Myriad’s method patents claimed methods of detecting BRCA mutations in a patient. Judge Sweet held these claims invalid because the claimed methods constituted unpatentable abstract mental processes of comparing or analysing two gene sequences, and the claimed steps of analysing and comparing failed to recite the specific transformative steps that are a hallmark of patentable subject matter. Judge Sweet further noted that even if the analysing or comparing steps were interpreted to include the steps of isolating DNA from a patient and sequencing that DNA, these transformative steps would be nothing more than data gathering, which is insufficient to meet the transformation requirement.

Myriad’s cell-screening patent claimed methods of identifying compounds useful in treating BRCA-associated cancer by screening compounds against cells transformed with BRCA. Again Judge Sweet held these method claims failed the t ransformat ion test because the transformative steps were mere data gathering.

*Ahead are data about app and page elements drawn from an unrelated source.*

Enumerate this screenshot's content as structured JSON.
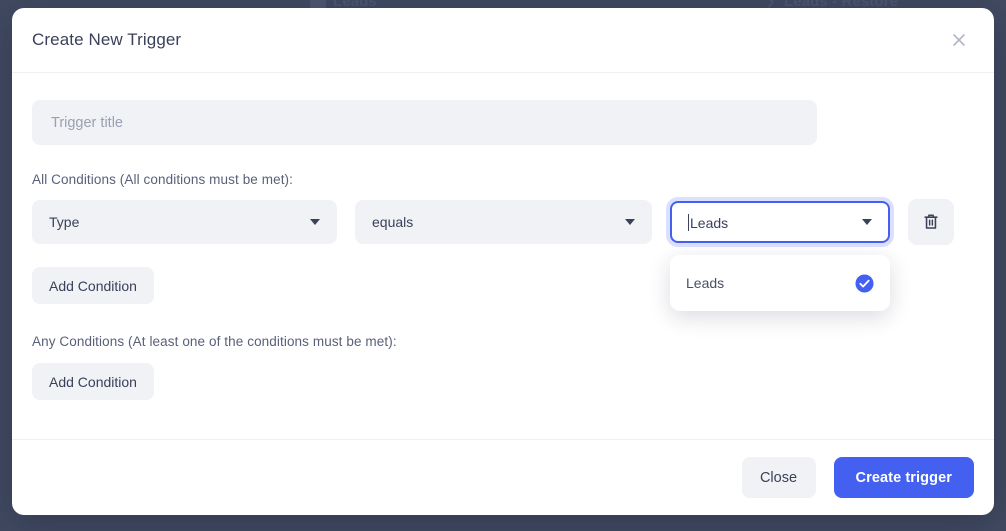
{
  "background": {
    "crumb_left": "Leads",
    "crumb_right": "Leads - Restore",
    "overlay_color": "#414a61"
  },
  "modal": {
    "title": "Create New Trigger",
    "close_icon": "close-icon",
    "trigger_title": {
      "value": "",
      "placeholder": "Trigger title"
    },
    "all_conditions": {
      "label": "All Conditions (All conditions must be met):",
      "condition": {
        "field": "Type",
        "operator": "equals",
        "value": "Leads",
        "delete_icon": "trash-icon"
      },
      "dropdown": {
        "options": [
          {
            "label": "Leads",
            "selected": true
          }
        ]
      },
      "add_condition_label": "Add Condition"
    },
    "any_conditions": {
      "label": "Any Conditions (At least one of the conditions must be met):",
      "add_condition_label": "Add Condition"
    },
    "footer": {
      "close_label": "Close",
      "create_label": "Create trigger"
    }
  },
  "colors": {
    "accent": "#4460f1",
    "focus_ring": "#5870f5",
    "field_bg": "#f1f2f6",
    "text": "#3a4159",
    "backdrop": "#414a61"
  }
}
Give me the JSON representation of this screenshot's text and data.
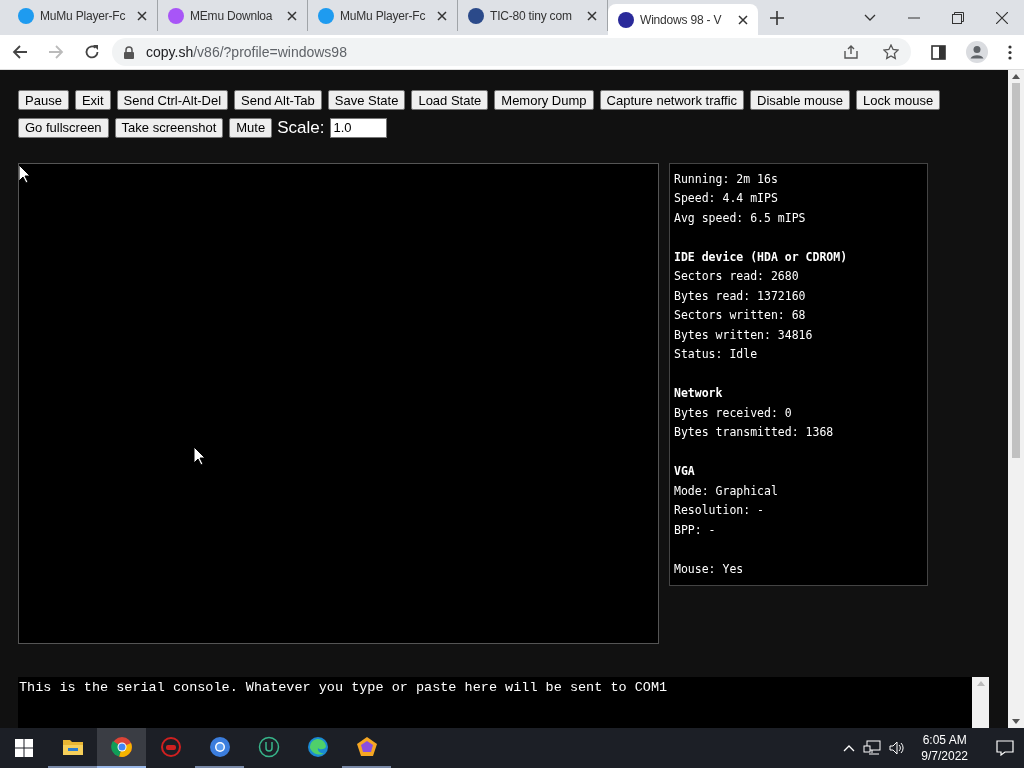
{
  "browser": {
    "tabs": [
      {
        "title": "MuMu Player-Fc",
        "selected": false,
        "color": "#1e9bf0"
      },
      {
        "title": "MEmu Downloa",
        "selected": false,
        "color": "#a855f7"
      },
      {
        "title": "MuMu Player-Fc",
        "selected": false,
        "color": "#1e9bf0"
      },
      {
        "title": "TIC-80 tiny com",
        "selected": false,
        "color": "#2b4a8a"
      },
      {
        "title": "Windows 98 - V",
        "selected": true,
        "color": "#2a2a9a"
      }
    ],
    "url_host": "copy.sh",
    "url_path": "/v86/?profile=windows98"
  },
  "toolbar": {
    "buttons": [
      "Pause",
      "Exit",
      "Send Ctrl-Alt-Del",
      "Send Alt-Tab",
      "Save State",
      "Load State",
      "Memory Dump",
      "Capture network traffic",
      "Disable mouse",
      "Lock mouse",
      "Go fullscreen",
      "Take screenshot",
      "Mute"
    ],
    "scale_label": "Scale:",
    "scale_value": "1.0"
  },
  "stats": [
    {
      "lines": [
        "Running: 2m 16s",
        "Speed: 4.4 mIPS",
        "Avg speed: 6.5 mIPS"
      ]
    },
    {
      "title": "IDE device (HDA or CDROM)",
      "lines": [
        "Sectors read: 2680",
        "Bytes read: 1372160",
        "Sectors written: 68",
        "Bytes written: 34816",
        "Status: Idle"
      ]
    },
    {
      "title": "Network",
      "lines": [
        "Bytes received: 0",
        "Bytes transmitted: 1368"
      ]
    },
    {
      "title": "VGA",
      "lines": [
        "Mode: Graphical",
        "Resolution: -",
        "BPP: -"
      ]
    },
    {
      "lines": [
        "Mouse: Yes"
      ]
    }
  ],
  "serial_console": {
    "value": "This is the serial console. Whatever you type or paste here will be sent to COM1"
  },
  "taskbar": {
    "time": "6:05 AM",
    "date": "9/7/2022"
  }
}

In a footnote, Judge Sweet rejected the argument that drugs that affect the BRCA cell impart a patentable transformation for the claim because compounds that fail in the screen would have no such transformative effect.

Myriad has appealed this broad ruling and the appeal is now pending before the US Court of Appeals for the Federal Circuit. Briefing by the parties is ongoing and, on 29 October 2010, several friends of the court, or “amicus”, briefs were filed. Surprisingly, the US Department of Justice (DOJ) filed an amicus brief opposing the patenting of genes per se, acknowledging that its position was at odds with the PTO policy, as well as various governmental agencies obtaining patents on such isolated DNA sequences. However, the brief acknowledged that chemical manipulations that result in, for example, cDNA, or genetically engineered crops or microorganisms, would constitute patentable subject matter, as these patent claims reflect more than the mere isolation and purification of a product from nature.

In cont rast, a separate coal it ion of personalised medicine companies and organisations argued that Myriad’s method claims comparing alterations in gene sequences from patient tissue samples for screening should be upheld under US Supreme Court precedent. The amicus brief further argued that a broad view of patentable subject matter was necessary to maintain the incentives to invest in personalised medicine. Without a broad view of patentable subject matter, the amici argued, “diagnostic companies would struggle to attract the investment necessary to drive future research and development”, thereby “negatively impacting the US economy and diminishing the rate of advance toward new treatments powered by molecular information”.

Judge Sweet attempted to limit the reach of the case by holding that DNA is a unique chemical molecule. Ultimately, however, many life science inventions intersect with nature. Powerful natural agents, such as taxol, have been isolated from nature and used as new chemotherapeutic agents. Proteins and antibodies based on natural products are used as therapeutic agents. In short, the life sciences draw on nature and where the courts ultimately draw the line may have broader ramifications.

The Federal Circuit Court will likely issue its decision by the middle of 2011. Any predictions on how the Court will rule are speculative, with a number of possible options. Ultimately, however, it is likely the US Supreme Court will answer definitively the question of whether isolated DNA sequences and methods for correlating sequence mutations may be patented.